** Opening Dataset excerpts block **
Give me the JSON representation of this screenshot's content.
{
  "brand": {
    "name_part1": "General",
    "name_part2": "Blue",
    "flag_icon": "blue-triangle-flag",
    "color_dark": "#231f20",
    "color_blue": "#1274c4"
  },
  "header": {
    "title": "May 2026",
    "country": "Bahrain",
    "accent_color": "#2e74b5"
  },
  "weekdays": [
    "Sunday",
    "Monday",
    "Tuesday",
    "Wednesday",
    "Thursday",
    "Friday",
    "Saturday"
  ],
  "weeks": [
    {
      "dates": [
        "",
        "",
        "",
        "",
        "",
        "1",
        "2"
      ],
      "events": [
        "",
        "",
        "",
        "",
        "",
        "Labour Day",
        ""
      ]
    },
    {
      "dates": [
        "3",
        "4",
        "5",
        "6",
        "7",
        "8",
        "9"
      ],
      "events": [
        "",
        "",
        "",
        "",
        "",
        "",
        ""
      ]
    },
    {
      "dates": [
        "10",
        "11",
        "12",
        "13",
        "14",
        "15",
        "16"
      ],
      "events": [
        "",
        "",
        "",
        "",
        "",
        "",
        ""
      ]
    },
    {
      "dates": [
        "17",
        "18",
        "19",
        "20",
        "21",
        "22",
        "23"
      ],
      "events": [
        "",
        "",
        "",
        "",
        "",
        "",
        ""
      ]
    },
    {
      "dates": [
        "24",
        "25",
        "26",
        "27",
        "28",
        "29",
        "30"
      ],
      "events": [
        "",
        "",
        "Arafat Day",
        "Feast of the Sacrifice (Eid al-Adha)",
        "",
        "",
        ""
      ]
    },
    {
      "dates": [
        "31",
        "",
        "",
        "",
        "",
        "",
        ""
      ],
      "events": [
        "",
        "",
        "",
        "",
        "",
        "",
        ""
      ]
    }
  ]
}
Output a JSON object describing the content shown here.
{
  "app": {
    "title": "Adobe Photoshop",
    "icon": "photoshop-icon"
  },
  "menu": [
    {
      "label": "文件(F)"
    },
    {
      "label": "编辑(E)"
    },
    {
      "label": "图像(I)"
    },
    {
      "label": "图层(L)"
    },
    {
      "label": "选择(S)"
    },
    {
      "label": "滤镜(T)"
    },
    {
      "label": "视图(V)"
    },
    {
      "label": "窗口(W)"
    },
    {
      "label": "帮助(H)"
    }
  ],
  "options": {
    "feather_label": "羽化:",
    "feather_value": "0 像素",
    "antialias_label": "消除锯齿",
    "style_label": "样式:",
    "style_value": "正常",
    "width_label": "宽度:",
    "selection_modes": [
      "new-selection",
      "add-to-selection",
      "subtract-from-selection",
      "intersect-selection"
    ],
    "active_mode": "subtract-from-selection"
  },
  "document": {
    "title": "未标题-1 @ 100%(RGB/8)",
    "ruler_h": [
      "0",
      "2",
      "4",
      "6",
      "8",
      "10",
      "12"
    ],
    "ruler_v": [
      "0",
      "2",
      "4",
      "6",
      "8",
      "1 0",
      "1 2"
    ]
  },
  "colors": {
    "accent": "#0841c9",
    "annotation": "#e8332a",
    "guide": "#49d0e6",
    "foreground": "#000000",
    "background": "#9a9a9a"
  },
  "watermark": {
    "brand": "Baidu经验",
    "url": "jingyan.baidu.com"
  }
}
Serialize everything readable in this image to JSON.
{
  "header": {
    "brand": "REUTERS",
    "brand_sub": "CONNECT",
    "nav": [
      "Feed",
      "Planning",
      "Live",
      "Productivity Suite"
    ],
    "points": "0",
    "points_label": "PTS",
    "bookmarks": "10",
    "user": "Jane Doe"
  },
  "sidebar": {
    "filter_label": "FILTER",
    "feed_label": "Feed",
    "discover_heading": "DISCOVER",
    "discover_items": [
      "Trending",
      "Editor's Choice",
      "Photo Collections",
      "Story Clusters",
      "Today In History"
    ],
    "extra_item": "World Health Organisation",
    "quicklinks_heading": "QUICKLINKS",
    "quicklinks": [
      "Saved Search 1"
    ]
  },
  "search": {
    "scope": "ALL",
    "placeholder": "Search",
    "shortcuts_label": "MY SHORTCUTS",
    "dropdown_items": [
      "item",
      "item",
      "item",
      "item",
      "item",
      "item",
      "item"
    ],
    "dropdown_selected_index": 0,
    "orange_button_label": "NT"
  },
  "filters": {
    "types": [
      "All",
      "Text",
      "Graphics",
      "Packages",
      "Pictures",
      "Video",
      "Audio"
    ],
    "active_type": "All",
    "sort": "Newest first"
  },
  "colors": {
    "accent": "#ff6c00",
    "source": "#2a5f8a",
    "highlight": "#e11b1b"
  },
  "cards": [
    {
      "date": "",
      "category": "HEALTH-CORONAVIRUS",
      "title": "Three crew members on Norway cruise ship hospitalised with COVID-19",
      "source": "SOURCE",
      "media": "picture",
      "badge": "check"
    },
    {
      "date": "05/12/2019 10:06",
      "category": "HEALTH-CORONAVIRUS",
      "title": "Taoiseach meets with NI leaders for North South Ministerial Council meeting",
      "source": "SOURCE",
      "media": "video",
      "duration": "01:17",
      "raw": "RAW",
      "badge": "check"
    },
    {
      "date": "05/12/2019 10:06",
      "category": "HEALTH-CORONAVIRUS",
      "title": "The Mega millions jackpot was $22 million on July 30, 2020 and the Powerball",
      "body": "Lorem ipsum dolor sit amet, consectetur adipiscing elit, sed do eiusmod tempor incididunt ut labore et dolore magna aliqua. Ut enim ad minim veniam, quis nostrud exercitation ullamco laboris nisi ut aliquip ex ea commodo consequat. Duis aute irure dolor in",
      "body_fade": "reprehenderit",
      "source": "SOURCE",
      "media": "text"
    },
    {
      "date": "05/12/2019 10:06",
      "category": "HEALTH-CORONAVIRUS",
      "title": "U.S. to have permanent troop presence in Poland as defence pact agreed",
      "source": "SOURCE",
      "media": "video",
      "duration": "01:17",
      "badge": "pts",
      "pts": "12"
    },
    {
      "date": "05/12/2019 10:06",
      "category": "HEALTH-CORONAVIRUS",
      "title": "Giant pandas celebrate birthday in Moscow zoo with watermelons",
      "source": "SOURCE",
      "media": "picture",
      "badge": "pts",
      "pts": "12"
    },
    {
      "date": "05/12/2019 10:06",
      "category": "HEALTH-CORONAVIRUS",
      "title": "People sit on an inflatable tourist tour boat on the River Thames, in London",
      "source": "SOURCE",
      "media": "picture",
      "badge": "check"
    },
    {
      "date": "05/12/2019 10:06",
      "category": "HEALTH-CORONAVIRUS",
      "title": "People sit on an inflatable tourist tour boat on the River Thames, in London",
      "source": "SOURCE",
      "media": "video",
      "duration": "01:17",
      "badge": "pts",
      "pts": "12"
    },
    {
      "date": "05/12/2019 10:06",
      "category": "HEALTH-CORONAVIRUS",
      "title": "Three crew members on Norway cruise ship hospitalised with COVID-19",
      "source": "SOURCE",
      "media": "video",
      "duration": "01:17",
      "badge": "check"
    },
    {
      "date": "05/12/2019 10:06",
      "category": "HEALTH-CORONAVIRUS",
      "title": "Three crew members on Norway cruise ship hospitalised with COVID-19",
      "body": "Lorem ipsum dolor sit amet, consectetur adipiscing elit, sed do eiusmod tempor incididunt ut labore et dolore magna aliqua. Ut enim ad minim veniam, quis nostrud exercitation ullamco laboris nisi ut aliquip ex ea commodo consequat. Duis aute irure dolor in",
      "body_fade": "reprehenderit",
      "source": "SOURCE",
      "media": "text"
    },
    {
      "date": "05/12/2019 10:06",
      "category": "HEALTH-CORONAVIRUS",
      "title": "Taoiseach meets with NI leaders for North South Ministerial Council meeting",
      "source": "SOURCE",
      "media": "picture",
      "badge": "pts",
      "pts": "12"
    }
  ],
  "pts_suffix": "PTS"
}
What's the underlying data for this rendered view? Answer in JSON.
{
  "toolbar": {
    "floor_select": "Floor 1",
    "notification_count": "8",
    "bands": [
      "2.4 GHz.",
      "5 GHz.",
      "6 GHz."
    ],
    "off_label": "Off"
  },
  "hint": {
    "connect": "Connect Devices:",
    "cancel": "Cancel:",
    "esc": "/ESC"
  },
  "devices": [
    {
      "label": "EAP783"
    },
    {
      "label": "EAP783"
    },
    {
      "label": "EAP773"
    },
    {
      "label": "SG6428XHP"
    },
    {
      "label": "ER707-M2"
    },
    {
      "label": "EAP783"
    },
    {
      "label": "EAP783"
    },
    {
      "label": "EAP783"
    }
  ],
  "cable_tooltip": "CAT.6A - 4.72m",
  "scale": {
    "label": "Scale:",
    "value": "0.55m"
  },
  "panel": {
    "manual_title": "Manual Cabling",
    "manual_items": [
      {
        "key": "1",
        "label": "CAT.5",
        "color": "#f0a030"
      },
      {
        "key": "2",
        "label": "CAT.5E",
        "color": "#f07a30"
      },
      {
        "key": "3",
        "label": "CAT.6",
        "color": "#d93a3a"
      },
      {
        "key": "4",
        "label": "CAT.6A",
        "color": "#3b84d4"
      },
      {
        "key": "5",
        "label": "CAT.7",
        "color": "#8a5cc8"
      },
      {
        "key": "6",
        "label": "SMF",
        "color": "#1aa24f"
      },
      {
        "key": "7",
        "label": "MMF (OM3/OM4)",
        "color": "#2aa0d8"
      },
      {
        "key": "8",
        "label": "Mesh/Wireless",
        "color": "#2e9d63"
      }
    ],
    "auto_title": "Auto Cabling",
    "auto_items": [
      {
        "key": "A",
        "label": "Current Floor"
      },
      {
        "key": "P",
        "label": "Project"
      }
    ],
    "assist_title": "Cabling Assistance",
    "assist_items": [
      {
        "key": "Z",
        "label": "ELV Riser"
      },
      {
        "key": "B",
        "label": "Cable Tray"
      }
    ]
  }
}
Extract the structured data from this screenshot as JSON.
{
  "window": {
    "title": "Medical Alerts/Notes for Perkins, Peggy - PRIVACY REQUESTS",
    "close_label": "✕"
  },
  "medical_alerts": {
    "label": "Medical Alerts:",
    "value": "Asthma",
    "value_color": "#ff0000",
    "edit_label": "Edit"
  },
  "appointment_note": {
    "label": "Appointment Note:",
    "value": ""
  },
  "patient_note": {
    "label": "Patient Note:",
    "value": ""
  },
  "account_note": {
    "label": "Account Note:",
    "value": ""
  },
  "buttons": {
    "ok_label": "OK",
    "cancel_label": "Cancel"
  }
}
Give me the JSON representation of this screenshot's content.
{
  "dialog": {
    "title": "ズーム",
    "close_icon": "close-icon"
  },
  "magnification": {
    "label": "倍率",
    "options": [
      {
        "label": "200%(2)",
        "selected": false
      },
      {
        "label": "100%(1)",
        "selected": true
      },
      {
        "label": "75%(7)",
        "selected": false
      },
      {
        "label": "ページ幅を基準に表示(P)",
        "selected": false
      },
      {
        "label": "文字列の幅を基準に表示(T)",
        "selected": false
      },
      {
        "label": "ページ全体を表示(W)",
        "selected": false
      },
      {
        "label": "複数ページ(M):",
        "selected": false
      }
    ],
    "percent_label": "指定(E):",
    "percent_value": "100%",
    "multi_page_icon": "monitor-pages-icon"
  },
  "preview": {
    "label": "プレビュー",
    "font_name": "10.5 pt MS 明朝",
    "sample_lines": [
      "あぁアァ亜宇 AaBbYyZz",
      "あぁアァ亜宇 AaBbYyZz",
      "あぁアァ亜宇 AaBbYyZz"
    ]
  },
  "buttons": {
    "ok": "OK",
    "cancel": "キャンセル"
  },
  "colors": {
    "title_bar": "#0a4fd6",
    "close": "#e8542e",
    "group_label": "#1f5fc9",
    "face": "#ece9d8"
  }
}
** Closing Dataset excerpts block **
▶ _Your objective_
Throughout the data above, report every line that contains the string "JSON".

▶ _Output for this exercise_
Give me the JSON representation of this screenshot's content.
Output a JSON object describing the content shown here.
Serialize everything readable in this image to JSON.
What's the underlying data for this rendered view? Answer in JSON.
Extract the structured data from this screenshot as JSON.
Give me the JSON representation of this screenshot's content.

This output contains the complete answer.